This exhibition is now closed

"Every picture tells a story." "An illustration is worth a thousand words." From the invention of printing in Western countries about 1440, men realised that the meaning and significance of the text of books could be amplified and enhanced by the use of visual images and illustrations. Robert Erwin, the Reference Librarian at the University of Canterbury, and Robin Stevens, the Head of Acquisitions there, have brought together a collection of about forty books in an exhibition called Word and lmage which opens on August 7 to show how this association has developed throughout the history of printing.

The ideas of the exhibition originated in the discovery, during the last long vacation, among material which had hitherto been unsorted, of an eighteenth century edition of Gellert's Fables, published in Amsterdam in 1772, in which the point of the little moral tales is beautifully complemented by a series of vivid and lively copper-plate engravings, which are hand coloured. The Director of the Gallery, Rodney Wilson, has a particular interest in Dutch art and when he was shown the volume – remarkable for the elegance of its printing as well as its illustration – he said, "What else have you like this?" The Library, in fact, had a good deal in its rare books collection, and most of what will be exhibited has been lent by the University. Most of the books were known to Mr Erwin and Mr Stevens but as they began to explore the collection they found unexpected treasures. They knew of the "Nuremberg Chronicle" for example, a history of the then-known world, printed by Anton Koberger in 1493 (this is the oldest book in the exhibition), as they did of a superb herbal by Charles de L'Ecluse, published in Antwerp by the Plantin Press in 1601, and of the splendid facsimile edition of Chaucer's works – the so-called "Kelmscott Chaucer" (1 896) – printed by William Morris with illustrations by Burne-Jones. But Edward Lear's Journal of a landscape painter in Southern Calabria (1852) with sensitively executed topographical views was new to them, as was Richard Doyle's In Fairyland (1875), a fine example of a nineteenth century illustrated children's book. Private collectors in Christchurch have lent items, as have other libraries throughout New Zealand. The Alexander Turnbull Library for example, has made available one of the most celebrated illustrated books of the twentieth century, the Golden Cockerel Press edition of the Four Gospels (1931) designed and with wood engravings by Eric Gill. The Robert McDougall Art Gallery itself has contributed material, notably a page from William Blake's Book of Job (1826) which it has only recently acquired.

This association of words and images can be traced back much earlier than the invention of printing of course.
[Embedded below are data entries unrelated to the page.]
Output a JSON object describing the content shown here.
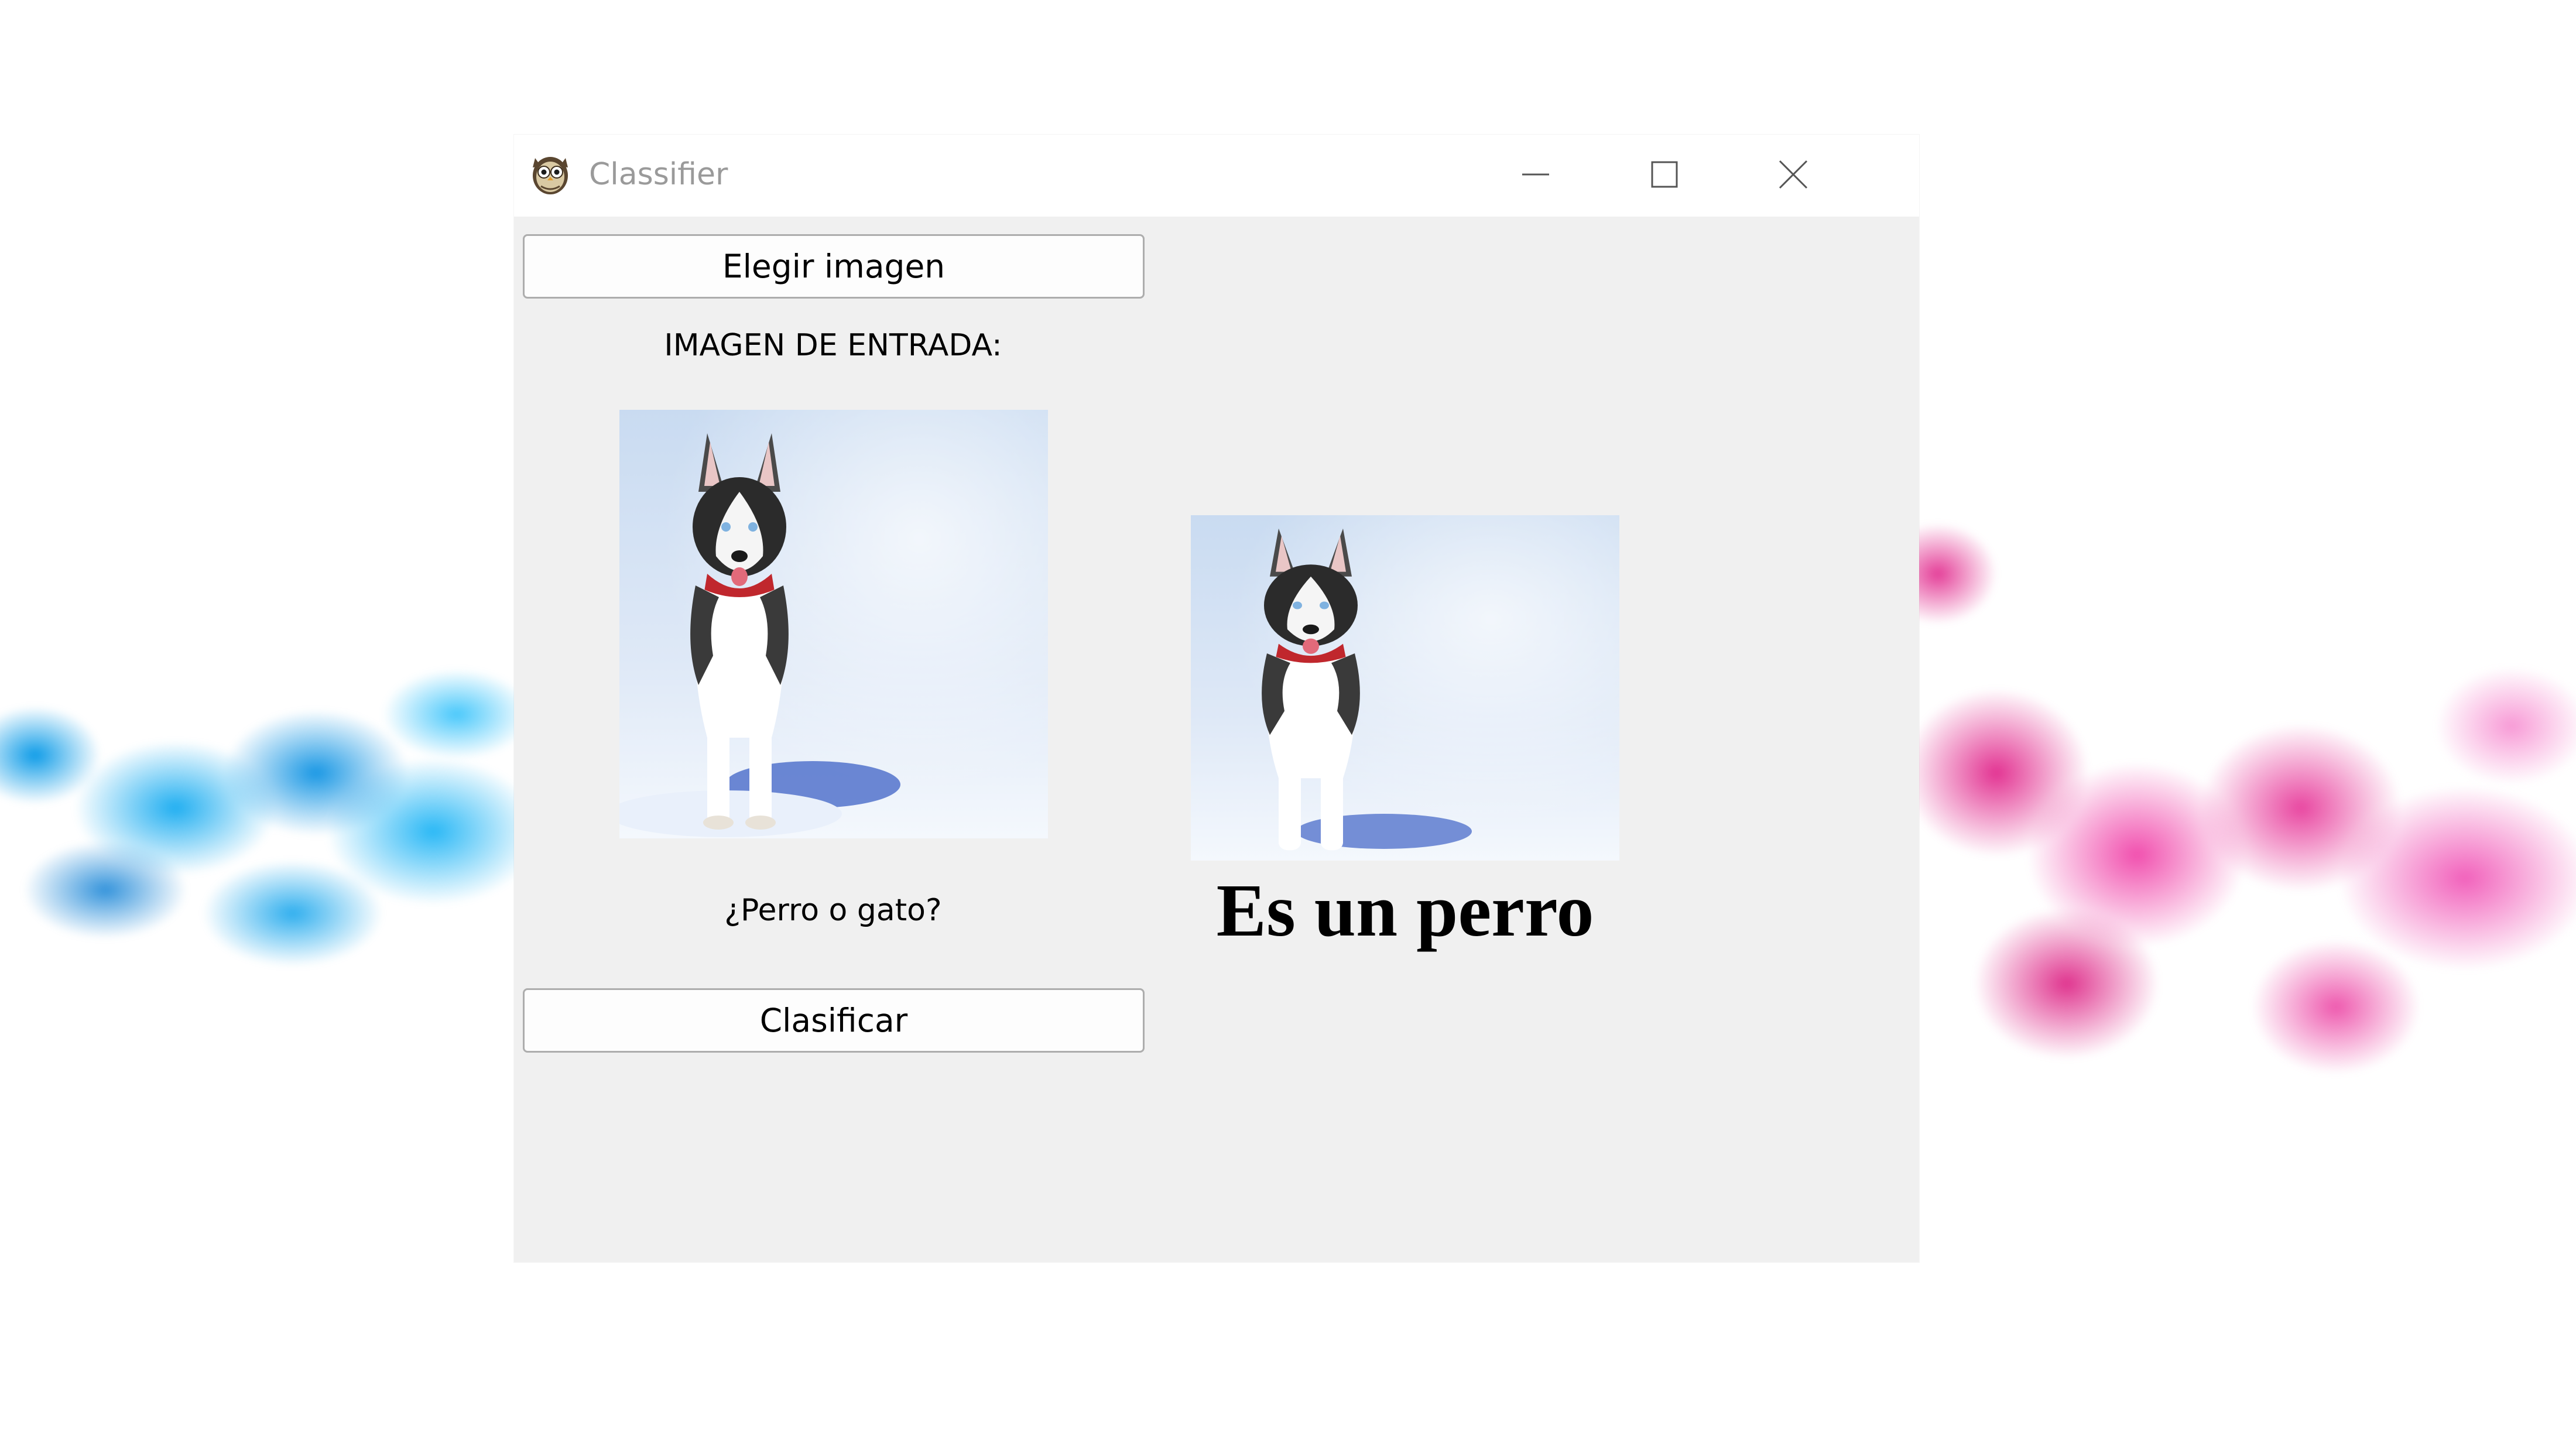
{
  "window": {
    "title": "Classifier",
    "app_icon": "owl-app-icon",
    "controls": {
      "minimize_icon": "minimize-icon",
      "maximize_icon": "maximize-icon",
      "close_icon": "close-icon"
    }
  },
  "main": {
    "choose_button_label": "Elegir imagen",
    "input_label": "IMAGEN DE ENTRADA:",
    "input_image": "husky-dog-in-snow",
    "question_label": "¿Perro o gato?",
    "classify_button_label": "Clasificar",
    "output_image": "husky-dog-in-snow",
    "result_text": "Es un perro"
  },
  "background": {
    "left_ink_color": "#14a8ec",
    "right_ink_color": "#e6329a"
  },
  "colors": {
    "window_bg": "#f0f0f0",
    "titlebar_bg": "#ffffff",
    "title_text": "#9a9a9a",
    "button_border": "#adadad"
  }
}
In Chinese calligraphy the word is the image and there will be examples of this. Greek pottery often links words and images too, and the University of Canterbury is lending a cup from the Logie Collection to show this aspect of the association. Illuminated manuscripts from the medieval period marvellously combine text and illustration and two fragments from Books of Hours are being borrowed from the Alfred and lsobel Reed Collection in the Dunedin Public Library.

An exhibition of books as works of art – as examples of print-making as well as of fine printing – is probably new to Christchurch. What promises to make it lively and visually stimulating is its variety; examples range from the first volume of the Royal Society of London's Philosophical Transactions of 1665 to Jean de Brunhoff's Babar the Elephant, from a German Bible printed in 1494 to a work printed and illustrated by Leo Bensemann here in Christchurch at the Caxton Press. An audiovisual programme is being prepared to accompany the exhibition which will run until October 5.
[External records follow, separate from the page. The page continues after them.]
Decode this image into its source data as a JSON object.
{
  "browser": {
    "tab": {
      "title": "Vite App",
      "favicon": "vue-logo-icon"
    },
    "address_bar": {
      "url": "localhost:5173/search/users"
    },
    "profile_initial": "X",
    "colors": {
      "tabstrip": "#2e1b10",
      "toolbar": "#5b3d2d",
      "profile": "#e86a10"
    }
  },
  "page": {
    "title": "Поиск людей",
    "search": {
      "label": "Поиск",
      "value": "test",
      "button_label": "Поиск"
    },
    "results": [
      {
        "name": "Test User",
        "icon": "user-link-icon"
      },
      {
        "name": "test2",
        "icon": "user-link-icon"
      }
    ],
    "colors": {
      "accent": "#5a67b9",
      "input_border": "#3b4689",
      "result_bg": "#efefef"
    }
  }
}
('Word and Image', Bulletin, No.10, July/August 1980, p.3)

Exhibition number 245